Researchers from Princeton have found significant privacy and security risks from recycled phone numbers available through two major US mobile carriers, T-Mobile and Verizon.
A recycled phone number is simply a disconnected number that’s been reassigned to a new subscriber. Recycling numbers is a regulated industry practice for maintaining the availability of 10-digit numbers. Since the Federal Communications Commission estimates 35 million phone numbers are disconnected each year, it’s a big pool.
But the researchers found a lack of query limits by both carriers made it possible for bad actors to do a reverse lookup on the recycled numbers offered and locate accounts that are still linked to the previous owner, including bank and social media accounts.
“An attacker can cycle through the available numbers shown on online number change interfaces and check if any of them are associated with online accounts of previous owners. If so, the attacker can then obtain these numbers and reset the password on the accounts, and receive and correctly enter the OTP sent via SMS upon login,” the researchers said.
The research sampled 259 numbers and found 215 of them were recycled and vulnerable to at least one of three attack types:
- PII indexing – 171 of the 259 sampled numbers could be used to locate personally identifiable information (PII) on previous owners on people search services
- Account hijackings via recovery – 171 of 259 sampled numbers were vulnerable to account hijackings at Amazon, AOL, Facebook, Google, PayPal, and Yahoo

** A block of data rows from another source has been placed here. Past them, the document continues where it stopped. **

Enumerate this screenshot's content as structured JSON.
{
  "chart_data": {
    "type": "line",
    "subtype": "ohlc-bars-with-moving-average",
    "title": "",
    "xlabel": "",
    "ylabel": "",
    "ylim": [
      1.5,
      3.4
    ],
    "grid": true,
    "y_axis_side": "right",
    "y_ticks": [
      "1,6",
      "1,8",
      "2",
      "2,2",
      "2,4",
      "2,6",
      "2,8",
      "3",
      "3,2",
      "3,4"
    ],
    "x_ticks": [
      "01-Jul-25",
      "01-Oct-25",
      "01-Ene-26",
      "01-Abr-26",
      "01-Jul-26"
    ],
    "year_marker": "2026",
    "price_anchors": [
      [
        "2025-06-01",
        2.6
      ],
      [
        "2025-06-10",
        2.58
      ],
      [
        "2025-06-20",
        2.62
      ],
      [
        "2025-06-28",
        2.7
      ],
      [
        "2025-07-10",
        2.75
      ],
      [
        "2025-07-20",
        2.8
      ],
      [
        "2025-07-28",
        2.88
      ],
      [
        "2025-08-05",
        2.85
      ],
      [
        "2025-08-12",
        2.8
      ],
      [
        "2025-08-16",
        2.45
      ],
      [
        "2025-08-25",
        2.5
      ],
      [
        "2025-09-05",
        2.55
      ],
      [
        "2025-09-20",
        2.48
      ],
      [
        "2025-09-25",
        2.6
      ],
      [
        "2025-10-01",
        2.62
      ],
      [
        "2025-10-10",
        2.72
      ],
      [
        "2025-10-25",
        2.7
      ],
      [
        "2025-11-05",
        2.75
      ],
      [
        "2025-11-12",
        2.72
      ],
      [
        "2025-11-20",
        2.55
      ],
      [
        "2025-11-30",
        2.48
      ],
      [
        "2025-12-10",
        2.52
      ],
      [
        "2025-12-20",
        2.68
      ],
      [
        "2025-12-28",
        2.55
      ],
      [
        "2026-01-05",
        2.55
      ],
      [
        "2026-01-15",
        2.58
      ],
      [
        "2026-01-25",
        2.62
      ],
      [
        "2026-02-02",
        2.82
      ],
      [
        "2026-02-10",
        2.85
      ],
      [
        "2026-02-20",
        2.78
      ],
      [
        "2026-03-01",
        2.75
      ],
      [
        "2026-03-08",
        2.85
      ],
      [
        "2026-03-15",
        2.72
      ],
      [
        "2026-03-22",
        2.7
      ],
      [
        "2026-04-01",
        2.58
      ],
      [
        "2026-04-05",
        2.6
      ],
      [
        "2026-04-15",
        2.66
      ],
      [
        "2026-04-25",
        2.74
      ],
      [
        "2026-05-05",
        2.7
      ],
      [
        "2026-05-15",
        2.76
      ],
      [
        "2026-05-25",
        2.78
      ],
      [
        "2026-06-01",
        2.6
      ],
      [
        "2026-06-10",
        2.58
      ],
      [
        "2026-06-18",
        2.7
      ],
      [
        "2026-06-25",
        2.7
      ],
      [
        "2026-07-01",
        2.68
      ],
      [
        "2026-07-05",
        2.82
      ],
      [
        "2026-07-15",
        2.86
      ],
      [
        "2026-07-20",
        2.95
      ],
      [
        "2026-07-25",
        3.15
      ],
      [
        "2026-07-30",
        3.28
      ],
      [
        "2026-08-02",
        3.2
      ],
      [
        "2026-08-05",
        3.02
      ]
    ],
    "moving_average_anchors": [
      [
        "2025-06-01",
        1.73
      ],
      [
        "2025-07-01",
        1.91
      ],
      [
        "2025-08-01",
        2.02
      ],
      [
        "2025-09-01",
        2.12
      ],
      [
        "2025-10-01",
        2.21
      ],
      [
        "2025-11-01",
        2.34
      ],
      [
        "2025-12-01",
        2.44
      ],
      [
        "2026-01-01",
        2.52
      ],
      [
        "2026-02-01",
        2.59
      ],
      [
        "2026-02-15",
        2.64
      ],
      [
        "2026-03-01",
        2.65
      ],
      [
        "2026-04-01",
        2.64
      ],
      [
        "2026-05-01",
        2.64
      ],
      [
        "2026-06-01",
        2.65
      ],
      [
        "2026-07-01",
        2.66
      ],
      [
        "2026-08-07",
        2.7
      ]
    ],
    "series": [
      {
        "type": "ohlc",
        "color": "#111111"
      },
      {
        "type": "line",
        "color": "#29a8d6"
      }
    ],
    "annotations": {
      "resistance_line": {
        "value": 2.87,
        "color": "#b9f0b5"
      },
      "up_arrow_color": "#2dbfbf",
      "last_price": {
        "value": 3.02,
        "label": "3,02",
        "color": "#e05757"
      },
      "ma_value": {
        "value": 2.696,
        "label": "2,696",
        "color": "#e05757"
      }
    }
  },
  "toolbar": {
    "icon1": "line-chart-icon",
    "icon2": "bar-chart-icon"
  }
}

- Account hijackings without password reset – 100 of the 259 numbers could be linked to leaked login credentials on the web, making it possible for the bad actor to defeat the multi-factor authentication and hijack the account.
It also found five other exploits that could put past and future owners of recycled phone numbers at risk: targeted takeovers, phishing scams, persuasive takeovers, spam and denial of service.
Both carriers have since rectified the issue. You can read the study findings and the telecoms’ responses here.
Commentators point out the Princeton study is more evidence of why SMS-based authentication is unsatisfactory, since the bad actors could hijack an SMS two-factor enabled account without the password.
Princeton Professor Arvind Narayanan, who co-conducted the study and is an executive committee member at the Center for Information Technology Policy, advises users to unlink accounts from any number they’re giving up, use low-cost number parking services, and employ more secure alternatives to SMS two-factor authentication.
We add another strategy: use MySudo.
MySudo is the world’s only all-in-one privacy app. It’s the only app on the market that offers private and secure phone, email, browsing and payments all in one place, accessed via Sudos—secure digital profiles that work as real alternatives to your personal identity.
MySudo protects your personal data but still allows you to access web sites and services. We all manage many online accounts, and when we use the same user information, like name, email, and phone number, to access those accounts, they become linked together. If one of those accounts is breached, all the other accounts and their data are at risk.
And this is the risk you face from a bad actor getting hold of your old phone number, right?
When you use a Sudo profile instead of your personal information, you break the links between your accounts and the PII associated with you. Even if one of your accounts is breached, the rest of your accounts can stay safe.
This categorization and separation of your private data across various Sudos is called compartmentalization and it’s the most powerful data privacy strategy there is.
Our users love the real, working phone numbers in MySudo. You can have up to nine phone numbers, depending on your plan. You select the area code and location for each number.
With your Sudo phone number you can:
- Receive voice calls
- Make voice calls
- Set up voicemail
- Set up custom ringtones
- Add contacts
- Send SMS and MMS texts.
And all voice and videos calls and messaging with other MySudo users are end-to-end encrypted.
Using multiple Sudo profiles spreads your risk and allows you to have different phone numbers for different purposes. The one you assign to your banking won’t be the same as the one you give food delivery services. And the one you use for your doctor and healthcare providers will be different from the one you use when you book and stay at hotels.
This is just another way of proactively protecting your personal data.
Find out how to make best use of your nine Sudos here.